- Published on Tuesday, 08 November 2011 07:00
- Written by Justice Litle, Editor, Inside Investing Daily
- Hits: 12446
Thanks to MF Global, Bank of America and the like, trust is evaporating on Wall Street.
The stories out of MF Global, the futures brokerage gone bankrupt, are getting darker by the day.
Not only did MF Global saddle itself with 40-to-1 leverage (in the hope of copying Goldman Sachs). Not only did it "misplace" more than $600 million worth of customer funds. It also sent out millions of dollars in bad checks.
When a customer wants to withdraw cash, the normal way to get it is via wire transfer.
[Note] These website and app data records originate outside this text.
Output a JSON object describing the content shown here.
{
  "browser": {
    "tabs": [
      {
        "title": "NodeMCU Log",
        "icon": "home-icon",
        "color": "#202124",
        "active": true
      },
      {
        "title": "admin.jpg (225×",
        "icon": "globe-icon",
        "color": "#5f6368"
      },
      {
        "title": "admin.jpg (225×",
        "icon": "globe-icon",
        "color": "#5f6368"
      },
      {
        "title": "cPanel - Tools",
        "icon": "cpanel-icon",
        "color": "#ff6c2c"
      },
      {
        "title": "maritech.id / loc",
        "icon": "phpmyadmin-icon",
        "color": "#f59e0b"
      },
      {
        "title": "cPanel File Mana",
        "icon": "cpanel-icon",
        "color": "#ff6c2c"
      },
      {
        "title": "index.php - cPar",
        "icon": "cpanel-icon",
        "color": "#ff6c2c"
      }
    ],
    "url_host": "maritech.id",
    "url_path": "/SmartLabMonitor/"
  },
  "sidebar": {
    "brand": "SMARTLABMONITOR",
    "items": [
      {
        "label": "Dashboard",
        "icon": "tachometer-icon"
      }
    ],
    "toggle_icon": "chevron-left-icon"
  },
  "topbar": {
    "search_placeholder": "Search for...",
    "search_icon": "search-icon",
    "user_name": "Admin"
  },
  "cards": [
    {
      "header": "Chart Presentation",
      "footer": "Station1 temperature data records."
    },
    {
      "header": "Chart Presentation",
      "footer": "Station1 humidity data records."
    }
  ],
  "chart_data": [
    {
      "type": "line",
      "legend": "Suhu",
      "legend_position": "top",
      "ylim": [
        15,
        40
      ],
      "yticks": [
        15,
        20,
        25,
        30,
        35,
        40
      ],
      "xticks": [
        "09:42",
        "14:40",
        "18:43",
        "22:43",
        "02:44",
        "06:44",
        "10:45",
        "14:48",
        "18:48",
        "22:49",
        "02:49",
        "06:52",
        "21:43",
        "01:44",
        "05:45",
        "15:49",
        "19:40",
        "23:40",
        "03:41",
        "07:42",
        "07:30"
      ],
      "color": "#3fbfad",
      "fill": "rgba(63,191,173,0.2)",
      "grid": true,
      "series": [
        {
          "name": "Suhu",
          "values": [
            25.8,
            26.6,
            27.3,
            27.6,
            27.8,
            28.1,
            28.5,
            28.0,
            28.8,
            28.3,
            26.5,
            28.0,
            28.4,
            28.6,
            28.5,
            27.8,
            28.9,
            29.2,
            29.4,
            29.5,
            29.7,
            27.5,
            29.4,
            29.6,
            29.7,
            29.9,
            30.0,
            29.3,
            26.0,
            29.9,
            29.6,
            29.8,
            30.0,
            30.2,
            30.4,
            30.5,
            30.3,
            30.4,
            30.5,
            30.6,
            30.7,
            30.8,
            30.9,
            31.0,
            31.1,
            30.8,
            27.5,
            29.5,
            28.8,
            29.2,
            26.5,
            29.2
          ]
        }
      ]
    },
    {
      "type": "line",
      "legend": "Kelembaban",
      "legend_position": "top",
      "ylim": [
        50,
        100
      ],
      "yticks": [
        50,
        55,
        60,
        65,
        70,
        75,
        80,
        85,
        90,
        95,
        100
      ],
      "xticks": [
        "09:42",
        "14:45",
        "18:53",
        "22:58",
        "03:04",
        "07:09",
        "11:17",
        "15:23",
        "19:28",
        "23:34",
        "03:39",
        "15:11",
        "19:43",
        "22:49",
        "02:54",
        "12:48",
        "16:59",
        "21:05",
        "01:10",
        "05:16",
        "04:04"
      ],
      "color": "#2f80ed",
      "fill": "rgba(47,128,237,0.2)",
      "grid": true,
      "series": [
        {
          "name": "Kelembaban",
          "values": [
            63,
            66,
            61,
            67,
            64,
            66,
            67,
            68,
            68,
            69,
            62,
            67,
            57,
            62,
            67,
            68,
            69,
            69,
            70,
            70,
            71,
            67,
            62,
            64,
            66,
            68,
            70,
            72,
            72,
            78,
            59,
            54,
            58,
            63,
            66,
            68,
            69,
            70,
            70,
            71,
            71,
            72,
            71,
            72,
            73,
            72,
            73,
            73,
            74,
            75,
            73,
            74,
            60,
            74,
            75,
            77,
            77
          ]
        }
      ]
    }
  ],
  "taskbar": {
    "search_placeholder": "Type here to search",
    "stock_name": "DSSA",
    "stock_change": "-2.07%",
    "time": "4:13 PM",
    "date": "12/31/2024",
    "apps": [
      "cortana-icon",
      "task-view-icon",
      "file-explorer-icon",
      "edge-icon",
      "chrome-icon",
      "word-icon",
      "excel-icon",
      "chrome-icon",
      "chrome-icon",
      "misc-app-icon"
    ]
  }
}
This is standard practice for brokerage and clearing house operations. The customer submits the request, verifies it and typically has the money in 48 hours or less.
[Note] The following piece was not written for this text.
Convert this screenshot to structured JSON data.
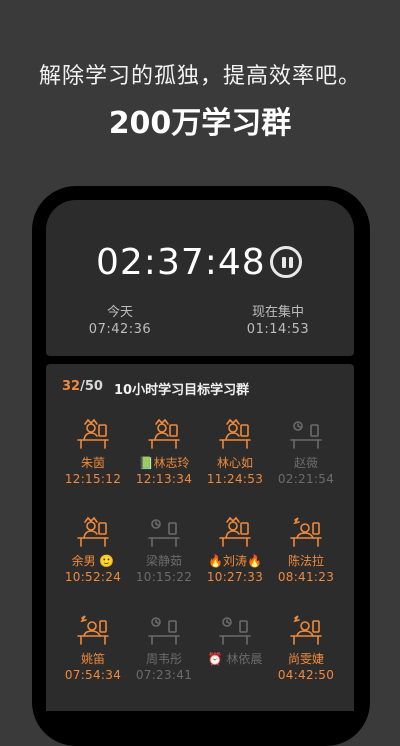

In its final days before bankruptcy, however, MF Global pulled a fast one.
As rumors swirled in late October, a flood of redemption requests came in. MF Global customers smelled trouble, and were acting to protect their capital. They wanted their money out, and asked for it.
"But instead of simply wiring that money back to their customers," Reuters reports, "it seems MF Global tried to buy some time for itself by sending that money back via snail mail in the form of an old-fashioned check."
The difference between a wire transfer and a check comes down to precious time. With a wire, the funds are instantly moved. A check, by contrast, has to make its way through the United States Postal Service -- which can take days -- and is only then deposited and cleared (which takes yet more time).
For some MF Global customers, those last few days made a terrible difference. Once the firm filed for bankruptcy on Oct. 31, the mailed checks started getting rejected. The cause of rejection: Insufficient Funds.
MF Global clients who withdrew funds in late October would likely have gotten their money, had payment been made by wire. Instead, the checks turned to rubber even as Uncle Sam delivered them.
Some futures traders have reportedly lost millions. Many hedging clients of MF Global, like Midwestern grain farmers and cattle ranchers, have also been left high and dry. That old saying, "the check is in the mail," turned out to be a destroyer of fortunes.
Why is this alarming, besides the huge reach of MF Global in the futures clearing business? Because Wall Street's complex network of trading transactions is built on trust. Markets can be rough, but the underling network is solid.
Or at least, that's the way it is supposed to be. Trust is the only way multimillion-dollar deals can be done on the strength of a phone call (or an electronic transaction). You have to know your counterparty is good for it.
That is why banks and brokerages run on confidence. An investment house can handle messy, high volume financial transactions -- because the stability of the house is trusted. As soon as talk catches hold that a major player is insolvent, or even just cash strapped, the spiral begins. Confidence itself is the asset to protect no matter what.
The MF Global story is troubling because, now, another layer of trust has been evaporated. Horrified observers can see what happened to MF Global clients who did too little too late. Even though they acted prior to the bankruptcy -- days before even -- thanks to a slight delay, their money was gone.
So now traders and investors get to add "MF Global risk" onto the pile... the risk of having funds tied up in bankruptcy court when an institution suddenly fails.
As a result, rumors will spread faster. "Shoot first, ask questions later" will become even more of an established practice. This increases the odds of another 2008-style shock.
In other news, Nov. 5 was dubbed "Bank Transfer Day," as a result of unhappiness with the new Bank of America debit card fee.
B of A finally caved on the fee, but depositors are headed for the exits anyway. A reported 47,000 Texans have gone to credit unions as of Nov. 2. In North Carolina, the Charlotte Metro Federal Credit Union saw four times its normal weekend signup traffic. Credit union interest is ramping up nationwide.
The big banks are trying to play down the credit union movement. The switchers tend to have puny account sizes, the banks say, and were not that profitable to serve in the first place.
And yet, as with the "occupy" movement, there is a snowball building here. Both investors and depositors have their eyes open to the darker side of Wall Street... and are voting with their feet. As a result of this, we can expect more volatility and turbulence ahead.